Growing up half Syrian in the US was strange in the 1970s. My mom is Irish and my dad is Syrian. I remember going to school and my mom would pack babbaghanoush and pita with falafel for lunch when I was 10 years old. The kids in the school cafeteria would be eating their school lunches of pizza and burgers and I would pull my lunch out… slightly embarrassed. There was always some kid who would say “What is that?”, in that tone that is slightly accusatory. I would try to explain it but could tell that I lost them when I got to the eggplant. Then I would say I’m Arabic and my dad is Syrian. At that time no kids I knew recognized what Syrian was. They would look at me like, “huh?”
When I was at Bronx High School of Science or my year-long stint at SUNY Albany, I never met one kid who knew where Syria was on the globe… and I’m not sure if I knew where it was either.
Even though I’m 3rd generation American, some members of my Syrian family, every now and then, act as though they had just moved to the states. There is a sense of great pride in being Syrian and American coupled with an insecurity of being both and an ‘other’ and a ‘typical American’.
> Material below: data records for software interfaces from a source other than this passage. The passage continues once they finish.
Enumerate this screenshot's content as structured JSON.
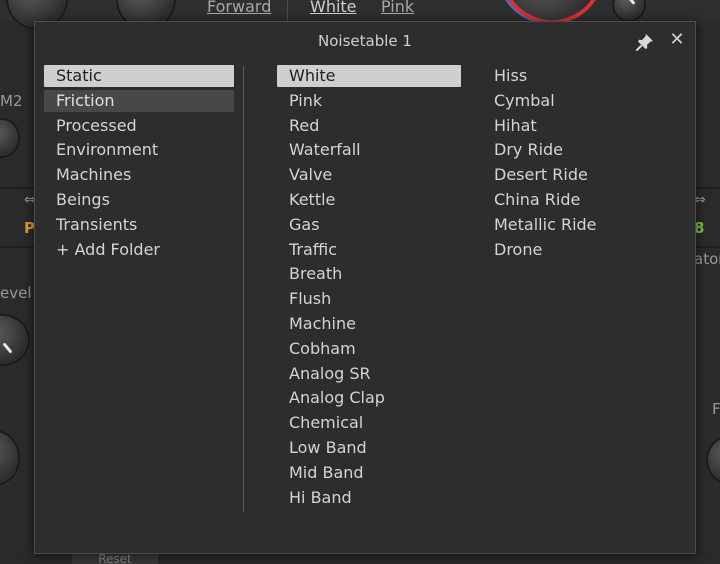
{
  "background": {
    "links": [
      "Forward",
      "White",
      "Pink"
    ],
    "labels": [
      "M2",
      "evel",
      "P",
      "8",
      "ator",
      "F",
      "Reset"
    ]
  },
  "dialog": {
    "title": "Noisetable 1",
    "pin_icon": "pin-icon",
    "close_icon": "close-icon",
    "close_glyph": "✕",
    "folders": [
      {
        "label": "Static",
        "state": "selected"
      },
      {
        "label": "Friction",
        "state": "hover"
      },
      {
        "label": "Processed",
        "state": "normal"
      },
      {
        "label": "Environment",
        "state": "normal"
      },
      {
        "label": "Machines",
        "state": "normal"
      },
      {
        "label": "Beings",
        "state": "normal"
      },
      {
        "label": "Transients",
        "state": "normal"
      },
      {
        "label": "+ Add Folder",
        "state": "normal"
      }
    ],
    "tables_col1": [
      {
        "label": "White",
        "state": "selected"
      },
      {
        "label": "Pink",
        "state": "normal"
      },
      {
        "label": "Red",
        "state": "normal"
      },
      {
        "label": "Waterfall",
        "state": "normal"
      },
      {
        "label": "Valve",
        "state": "normal"
      },
      {
        "label": "Kettle",
        "state": "normal"
      },
      {
        "label": "Gas",
        "state": "normal"
      },
      {
        "label": "Traffic",
        "state": "normal"
      },
      {
        "label": "Breath",
        "state": "normal"
      },
      {
        "label": "Flush",
        "state": "normal"
      },
      {
        "label": "Machine",
        "state": "normal"
      },
      {
        "label": "Cobham",
        "state": "normal"
      },
      {
        "label": "Analog SR",
        "state": "normal"
      },
      {
        "label": "Analog Clap",
        "state": "normal"
      },
      {
        "label": "Chemical",
        "state": "normal"
      },
      {
        "label": "Low Band",
        "state": "normal"
      },
      {
        "label": "Mid Band",
        "state": "normal"
      },
      {
        "label": "Hi Band",
        "state": "normal"
      }
    ],
    "tables_col2": [
      {
        "label": "Hiss",
        "state": "normal"
      },
      {
        "label": "Cymbal",
        "state": "normal"
      },
      {
        "label": "Hihat",
        "state": "normal"
      },
      {
        "label": "Dry Ride",
        "state": "normal"
      },
      {
        "label": "Desert Ride",
        "state": "normal"
      },
      {
        "label": "China Ride",
        "state": "normal"
      },
      {
        "label": "Metallic Ride",
        "state": "normal"
      },
      {
        "label": "Drone",
        "state": "normal"
      }
    ]
  },
  "colors": {
    "selected_bg": "#cfcfcf",
    "hover_bg": "#484848",
    "dialog_bg": "#2d2d2d",
    "accent_orange": "#e0a030",
    "accent_green": "#7ac943",
    "accent_red": "#d93030",
    "accent_blue": "#3a6fd0"
  }
}
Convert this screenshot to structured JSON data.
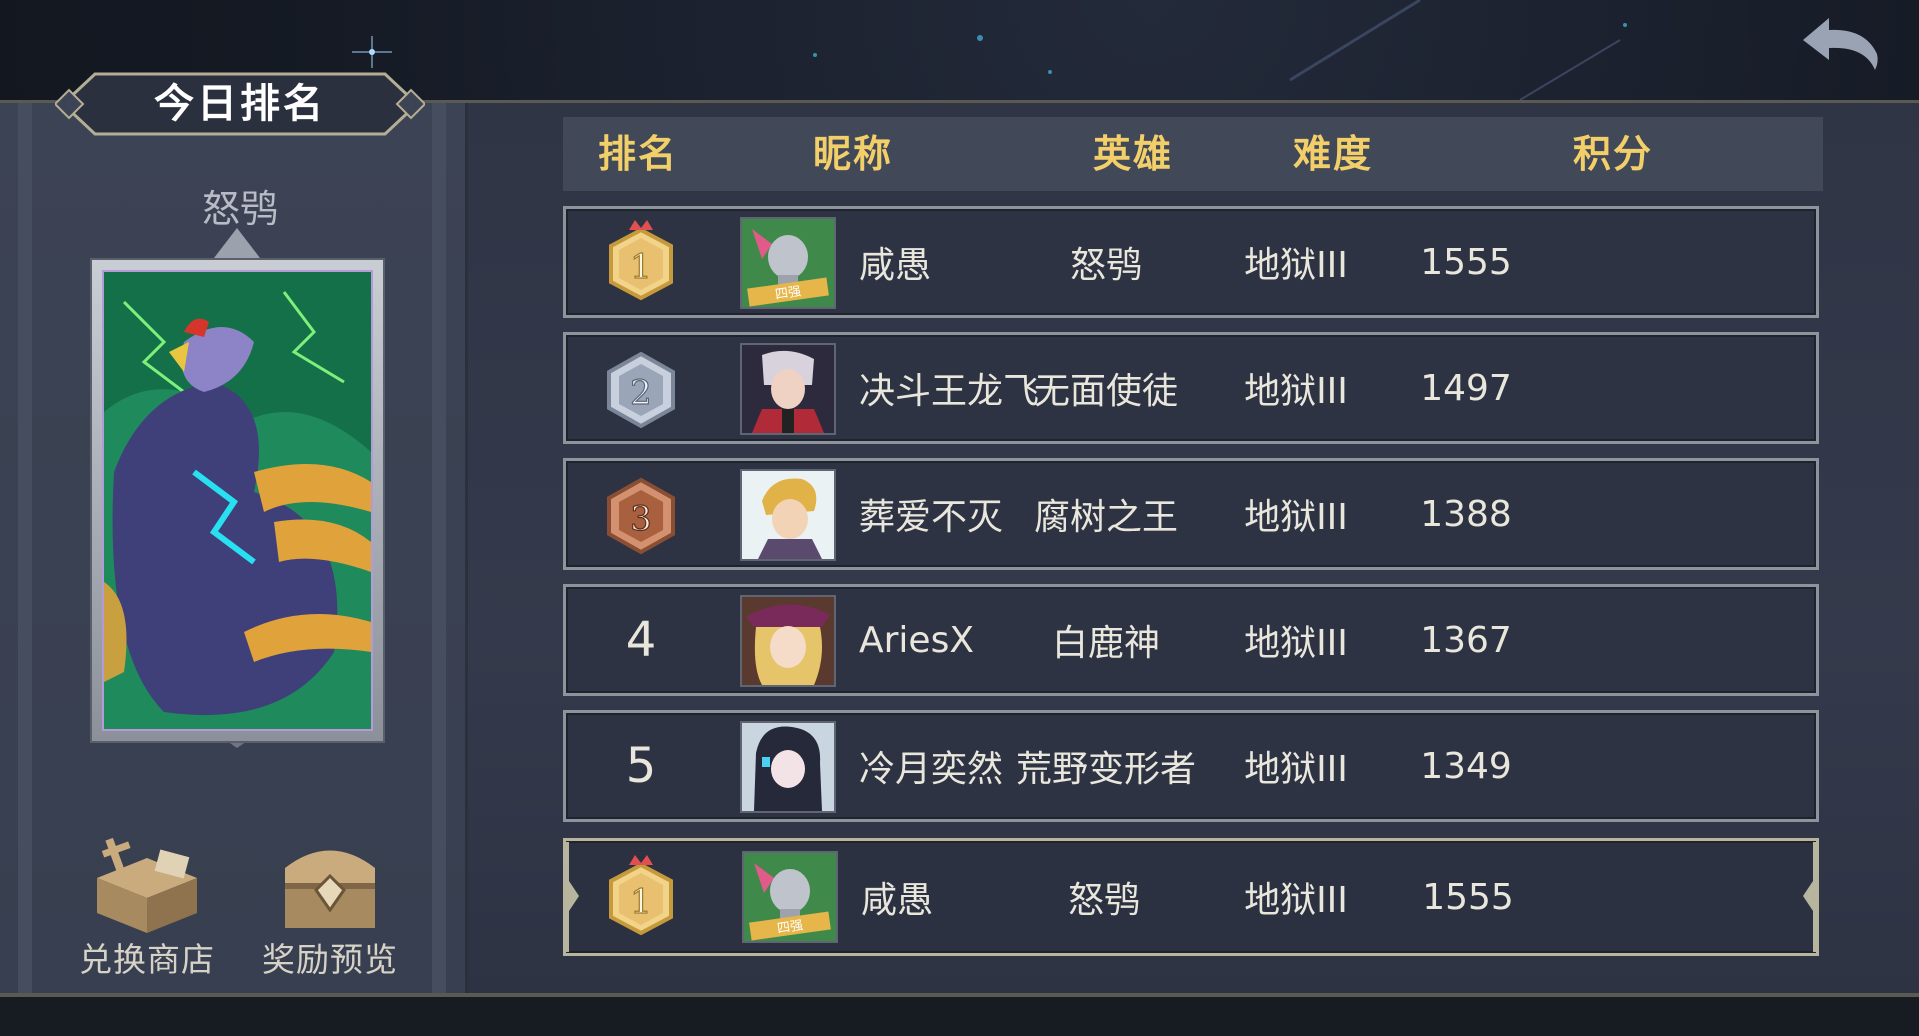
{
  "header": {
    "title": "今日排名"
  },
  "hero": {
    "name": "怒鸮"
  },
  "buttons": {
    "shop_label": "兑换商店",
    "reward_label": "奖励预览"
  },
  "table": {
    "columns": [
      "排名",
      "昵称",
      "英雄",
      "难度",
      "积分"
    ],
    "rows": [
      {
        "rank": "1",
        "name": "咸愚",
        "hero": "怒鸮",
        "difficulty": "地狱III",
        "score": "1555"
      },
      {
        "rank": "2",
        "name": "决斗王龙飞",
        "hero": "无面使徒",
        "difficulty": "地狱III",
        "score": "1497"
      },
      {
        "rank": "3",
        "name": "葬爱不灭",
        "hero": "腐树之王",
        "difficulty": "地狱III",
        "score": "1388"
      },
      {
        "rank": "4",
        "name": "AriesX",
        "hero": "白鹿神",
        "difficulty": "地狱III",
        "score": "1367"
      },
      {
        "rank": "5",
        "name": "冷月奕然",
        "hero": "荒野变形者",
        "difficulty": "地狱III",
        "score": "1349"
      }
    ],
    "my_row": {
      "rank": "1",
      "name": "咸愚",
      "hero": "怒鸮",
      "difficulty": "地狱III",
      "score": "1555"
    }
  },
  "avatar_badge": "四强",
  "colors": {
    "gold": "#f3cf6a",
    "silver_badge": "#9aa6b8",
    "bronze_badge": "#b06a4c",
    "row_bg": "#2d3343"
  },
  "icons": [
    "back-arrow-icon",
    "rank-1-medal-icon",
    "rank-2-medal-icon",
    "rank-3-medal-icon",
    "shop-icon",
    "treasure-chest-icon"
  ]
}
When I was 28 I decided to take a trip to Damascus to see what Syria was about. I went alone and I was the first in my family for 3 generations to be on those streets.
I had been to Egypt and Turkey and those were the countries I thought I could compare it to. Neither was a good comparison.
Damascus is the oldest city in the world and feels like it. The alleys and markets were winding and ancient. There were murals of Assad all over and in a weird way the population seemed innocent because they were so isolated from the rest of the world.
I can’t say it was a beautiful city but it was one that was steeped in an old culture. I vividly remember the remnants of Russia’s involvement with Syria, with some tanks and military tributes and a few blonde Syrian children running around amidst a pack of dark haired kids. A sign of Russian soldiers leaving their mark.
I was also struck by how I did not see one gay man in all of Syria…. except for this one guy with over plucked eye brows in the bazaar selling fabrics. Not surprising since Muslims are not fans of the gays.
Anyway… it does hurt to see the population of Syria being beaten down with no end in sight. I think for many Americans there is a sense of danger that’s attached to any Arabic country and to what goes on in it, but at the end of the day they are people with families, children, and complicated lives now much more complicated by violence and war.
Possibly in our lives we will see peace in the Middle East but it will take a lot of empathy and openness to get there. We can only hope.